The quotation will be familiar to many readers. It represents part of the famous writ of military summons directed by William the Conqueror to ÆEthelwig, the last Anglo-Saxon abbot of Evesham, in Worcestershire. The full text reads as follows in translation in volume II of English Historical Documents:
William, king of the English, to Æthelwig, abbot of Evesham, greeting. I order you to summon all those who are subject to your administration and jurisdiction that they bring before me at Clarendon on the octave of Pentecost all the knights they owe me duly equipped. You, also, on that day, shall come to me, and bring with you fully equipped those five knights which you owe me in respect of your abbacy. Witness Eudo the steward. At Winchester.
As is well known, much was made of this little document by J.H. Round back in 1895, and many other scholars have followed in his wake.

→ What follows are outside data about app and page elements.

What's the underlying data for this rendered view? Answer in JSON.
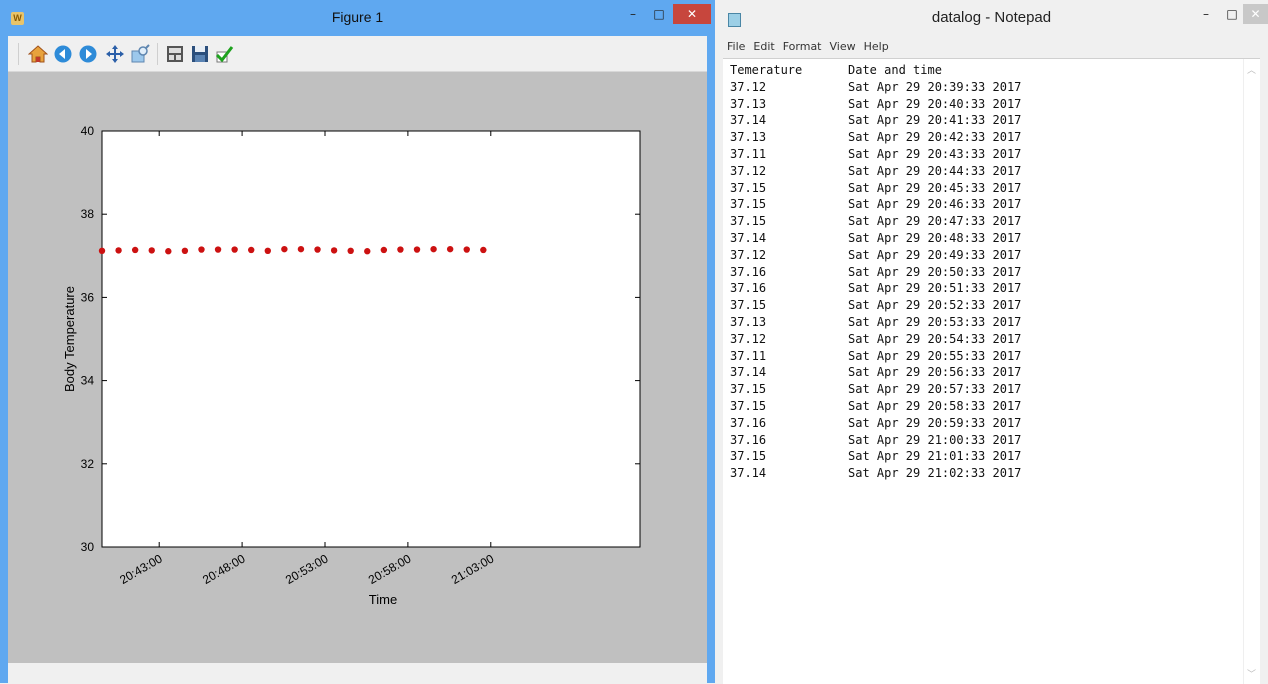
{
  "figure_window": {
    "title": "Figure 1",
    "app_icon_text": "W",
    "minimize": "–",
    "maximize": "□",
    "close": "✕",
    "toolbar": [
      {
        "name": "home-icon",
        "interactable": true
      },
      {
        "name": "back-icon",
        "interactable": true
      },
      {
        "name": "forward-icon",
        "interactable": true
      },
      {
        "name": "pan-icon",
        "interactable": true
      },
      {
        "name": "zoom-icon",
        "interactable": true
      },
      {
        "name": "subplots-icon",
        "interactable": true
      },
      {
        "name": "save-icon",
        "interactable": true
      },
      {
        "name": "edit-check-icon",
        "interactable": true
      }
    ]
  },
  "chart_data": {
    "type": "scatter",
    "title": "",
    "xlabel": "Time",
    "ylabel": "Body Temperature",
    "ylim": [
      30,
      40
    ],
    "yticks": [
      30,
      32,
      34,
      36,
      38,
      40
    ],
    "xlim": [
      "20:39:33",
      "21:12:00"
    ],
    "xticks": [
      "20:43:00",
      "20:48:00",
      "20:53:00",
      "20:58:00",
      "21:03:00"
    ],
    "grid": false,
    "marker_color": "#cc1111",
    "series": [
      {
        "x": [
          "20:39:33",
          "20:40:33",
          "20:41:33",
          "20:42:33",
          "20:43:33",
          "20:44:33",
          "20:45:33",
          "20:46:33",
          "20:47:33",
          "20:48:33",
          "20:49:33",
          "20:50:33",
          "20:51:33",
          "20:52:33",
          "20:53:33",
          "20:54:33",
          "20:55:33",
          "20:56:33",
          "20:57:33",
          "20:58:33",
          "20:59:33",
          "21:00:33",
          "21:01:33",
          "21:02:33"
        ],
        "y": [
          37.12,
          37.13,
          37.14,
          37.13,
          37.11,
          37.12,
          37.15,
          37.15,
          37.15,
          37.14,
          37.12,
          37.16,
          37.16,
          37.15,
          37.13,
          37.12,
          37.11,
          37.14,
          37.15,
          37.15,
          37.16,
          37.16,
          37.15,
          37.14
        ]
      }
    ]
  },
  "notepad": {
    "title": "datalog - Notepad",
    "minimize": "–",
    "maximize": "□",
    "close": "✕",
    "menu": [
      "File",
      "Edit",
      "Format",
      "View",
      "Help"
    ],
    "header": [
      "Temerature",
      "Date and time"
    ],
    "rows": [
      [
        "37.12",
        "Sat Apr 29 20:39:33 2017"
      ],
      [
        "37.13",
        "Sat Apr 29 20:40:33 2017"
      ],
      [
        "37.14",
        "Sat Apr 29 20:41:33 2017"
      ],
      [
        "37.13",
        "Sat Apr 29 20:42:33 2017"
      ],
      [
        "37.11",
        "Sat Apr 29 20:43:33 2017"
      ],
      [
        "37.12",
        "Sat Apr 29 20:44:33 2017"
      ],
      [
        "37.15",
        "Sat Apr 29 20:45:33 2017"
      ],
      [
        "37.15",
        "Sat Apr 29 20:46:33 2017"
      ],
      [
        "37.15",
        "Sat Apr 29 20:47:33 2017"
      ],
      [
        "37.14",
        "Sat Apr 29 20:48:33 2017"
      ],
      [
        "37.12",
        "Sat Apr 29 20:49:33 2017"
      ],
      [
        "37.16",
        "Sat Apr 29 20:50:33 2017"
      ],
      [
        "37.16",
        "Sat Apr 29 20:51:33 2017"
      ],
      [
        "37.15",
        "Sat Apr 29 20:52:33 2017"
      ],
      [
        "37.13",
        "Sat Apr 29 20:53:33 2017"
      ],
      [
        "37.12",
        "Sat Apr 29 20:54:33 2017"
      ],
      [
        "37.11",
        "Sat Apr 29 20:55:33 2017"
      ],
      [
        "37.14",
        "Sat Apr 29 20:56:33 2017"
      ],
      [
        "37.15",
        "Sat Apr 29 20:57:33 2017"
      ],
      [
        "37.15",
        "Sat Apr 29 20:58:33 2017"
      ],
      [
        "37.16",
        "Sat Apr 29 20:59:33 2017"
      ],
      [
        "37.16",
        "Sat Apr 29 21:00:33 2017"
      ],
      [
        "37.15",
        "Sat Apr 29 21:01:33 2017"
      ],
      [
        "37.14",
        "Sat Apr 29 21:02:33 2017"
      ]
    ]
  }
}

It is the only scrap of record evidence to suggest that servitia debita were established early in the Conqueror's reign, and it has been made to bear an enormous burden of proof for the so-called introduction of ‘feudalism’ into England. The chaotic cartulary in which it survives has never been published in full, and the Latin text that most historians appear to have used is that produced by Round. Yet, in the five-and-a-half lines it occupies in the 1964 reprint of Feudal England, Round succeeded in introducing not only feudalism but also no fewer than twenty-five errors and misimpressions in his transcription.